═══ Supplied material

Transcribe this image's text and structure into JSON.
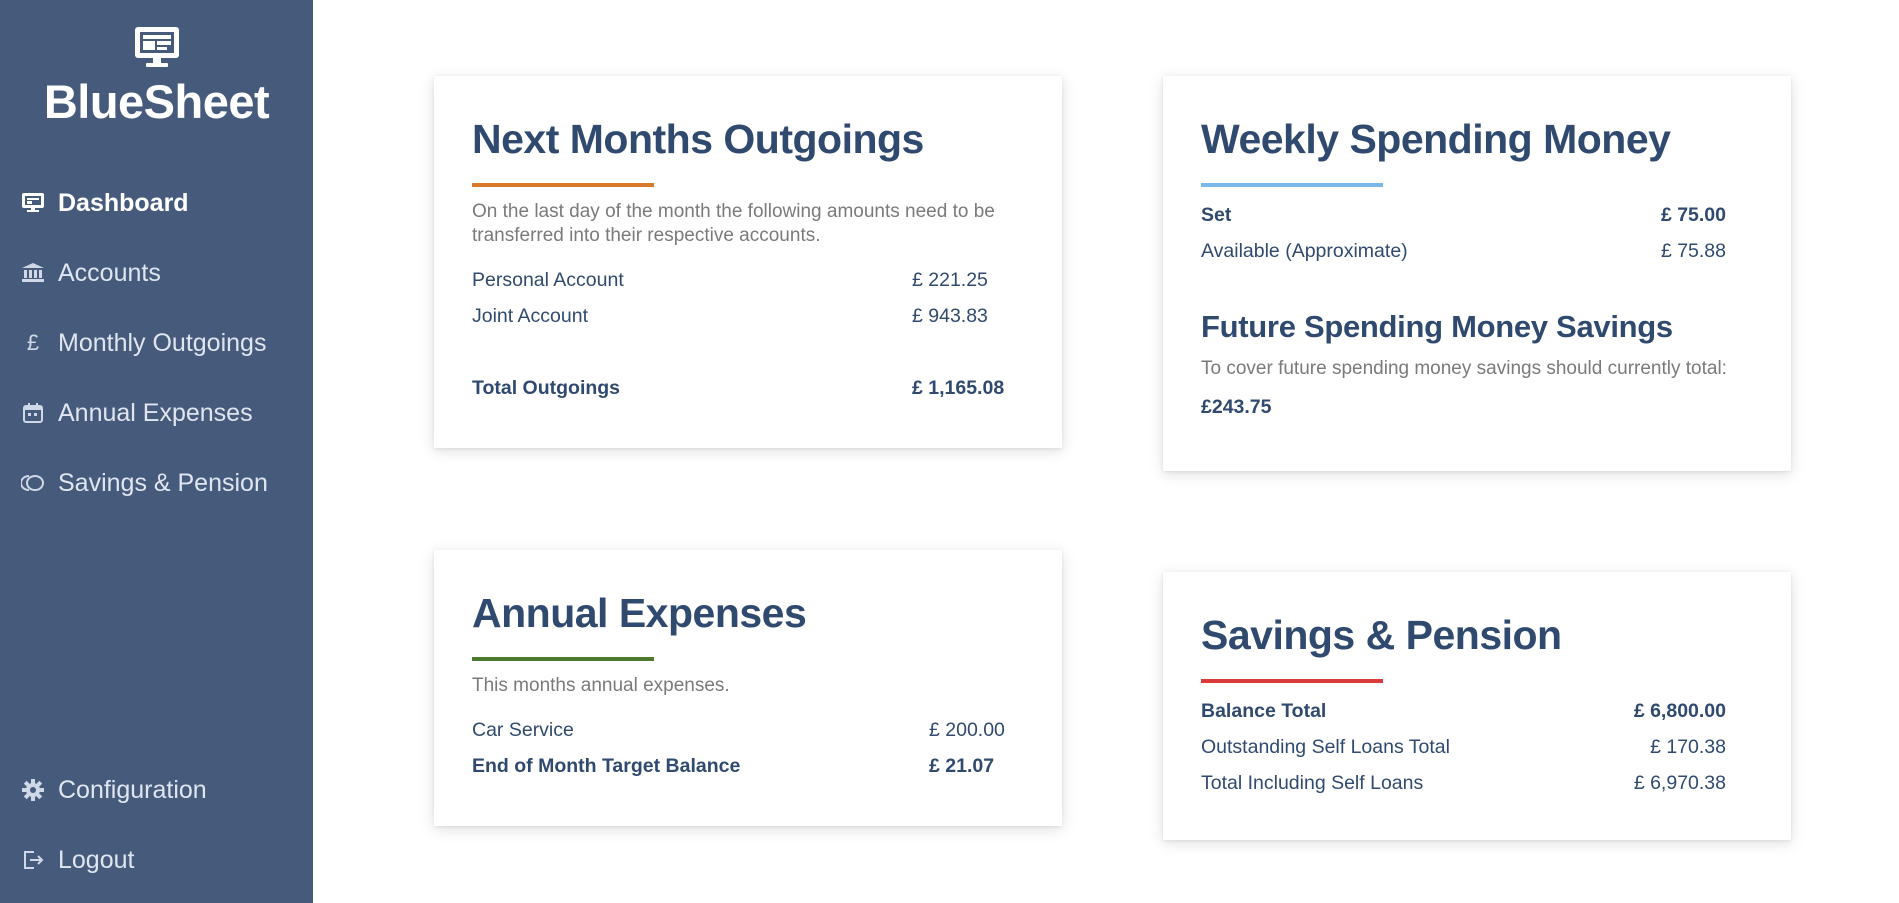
{
  "app": {
    "name": "BlueSheet"
  },
  "sidebar": {
    "items": [
      {
        "label": "Dashboard",
        "icon": "monitor-icon",
        "active": true
      },
      {
        "label": "Accounts",
        "icon": "bank-icon"
      },
      {
        "label": "Monthly Outgoings",
        "icon": "pound-icon"
      },
      {
        "label": "Annual Expenses",
        "icon": "calendar-icon"
      },
      {
        "label": "Savings & Pension",
        "icon": "savings-icon"
      }
    ],
    "bottom_items": [
      {
        "label": "Configuration",
        "icon": "gear-icon"
      },
      {
        "label": "Logout",
        "icon": "logout-icon"
      }
    ]
  },
  "outgoings": {
    "title": "Next Months Outgoings",
    "accent": "#d97a2b",
    "description": "On the last day of the month the following amounts need to be transferred into their respective accounts.",
    "rows": [
      {
        "label": "Personal Account",
        "value": "£ 221.25"
      },
      {
        "label": "Joint Account",
        "value": "£ 943.83"
      }
    ],
    "total": {
      "label": "Total Outgoings",
      "value": "£ 1,165.08"
    }
  },
  "spending": {
    "title": "Weekly Spending Money",
    "accent": "#7ab8ea",
    "set": {
      "label": "Set",
      "value": "£ 75.00"
    },
    "available": {
      "label": "Available (Approximate)",
      "value": "£ 75.88"
    },
    "future_title": "Future Spending Money Savings",
    "future_description": "To cover future spending money savings should currently total:",
    "future_total": "£243.75"
  },
  "annual": {
    "title": "Annual Expenses",
    "accent": "#4b7a2f",
    "description": "This months annual expenses.",
    "rows": [
      {
        "label": "Car Service",
        "value": "£ 200.00"
      }
    ],
    "target": {
      "label": "End of Month Target Balance",
      "value": "£ 21.07"
    }
  },
  "savings": {
    "title": "Savings & Pension",
    "accent": "#d93a3a",
    "balance": {
      "label": "Balance Total",
      "value": "£ 6,800.00"
    },
    "loans": {
      "label": "Outstanding Self Loans Total",
      "value": "£ 170.38"
    },
    "including": {
      "label": "Total Including Self Loans",
      "value": "£ 6,970.38"
    }
  }
}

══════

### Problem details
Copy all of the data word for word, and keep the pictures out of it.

### Response to this task
Transcribe this image's text and structure into JSON.
{
  "app": {
    "name": "BlueSheet"
  },
  "sidebar": {
    "items": [
      {
        "label": "Dashboard",
        "icon": "monitor-icon",
        "active": true
      },
      {
        "label": "Accounts",
        "icon": "bank-icon"
      },
      {
        "label": "Monthly Outgoings",
        "icon": "pound-icon"
      },
      {
        "label": "Annual Expenses",
        "icon": "calendar-icon"
      },
      {
        "label": "Savings & Pension",
        "icon": "savings-icon"
      }
    ],
    "bottom_items": [
      {
        "label": "Configuration",
        "icon": "gear-icon"
      },
      {
        "label": "Logout",
        "icon": "logout-icon"
      }
    ]
  },
  "outgoings": {
    "title": "Next Months Outgoings",
    "accent": "#d97a2b",
    "description": "On the last day of the month the following amounts need to be transferred into their respective accounts.",
    "rows": [
      {
        "label": "Personal Account",
        "value": "£ 221.25"
      },
      {
        "label": "Joint Account",
        "value": "£ 943.83"
      }
    ],
    "total": {
      "label": "Total Outgoings",
      "value": "£ 1,165.08"
    }
  },
  "spending": {
    "title": "Weekly Spending Money",
    "accent": "#7ab8ea",
    "set": {
      "label": "Set",
      "value": "£ 75.00"
    },
    "available": {
      "label": "Available (Approximate)",
      "value": "£ 75.88"
    },
    "future_title": "Future Spending Money Savings",
    "future_description": "To cover future spending money savings should currently total:",
    "future_total": "£243.75"
  },
  "annual": {
    "title": "Annual Expenses",
    "accent": "#4b7a2f",
    "description": "This months annual expenses.",
    "rows": [
      {
        "label": "Car Service",
        "value": "£ 200.00"
      }
    ],
    "target": {
      "label": "End of Month Target Balance",
      "value": "£ 21.07"
    }
  },
  "savings": {
    "title": "Savings & Pension",
    "accent": "#d93a3a",
    "balance": {
      "label": "Balance Total",
      "value": "£ 6,800.00"
    },
    "loans": {
      "label": "Outstanding Self Loans Total",
      "value": "£ 170.38"
    },
    "including": {
      "label": "Total Including Self Loans",
      "value": "£ 6,970.38"
    }
  }
}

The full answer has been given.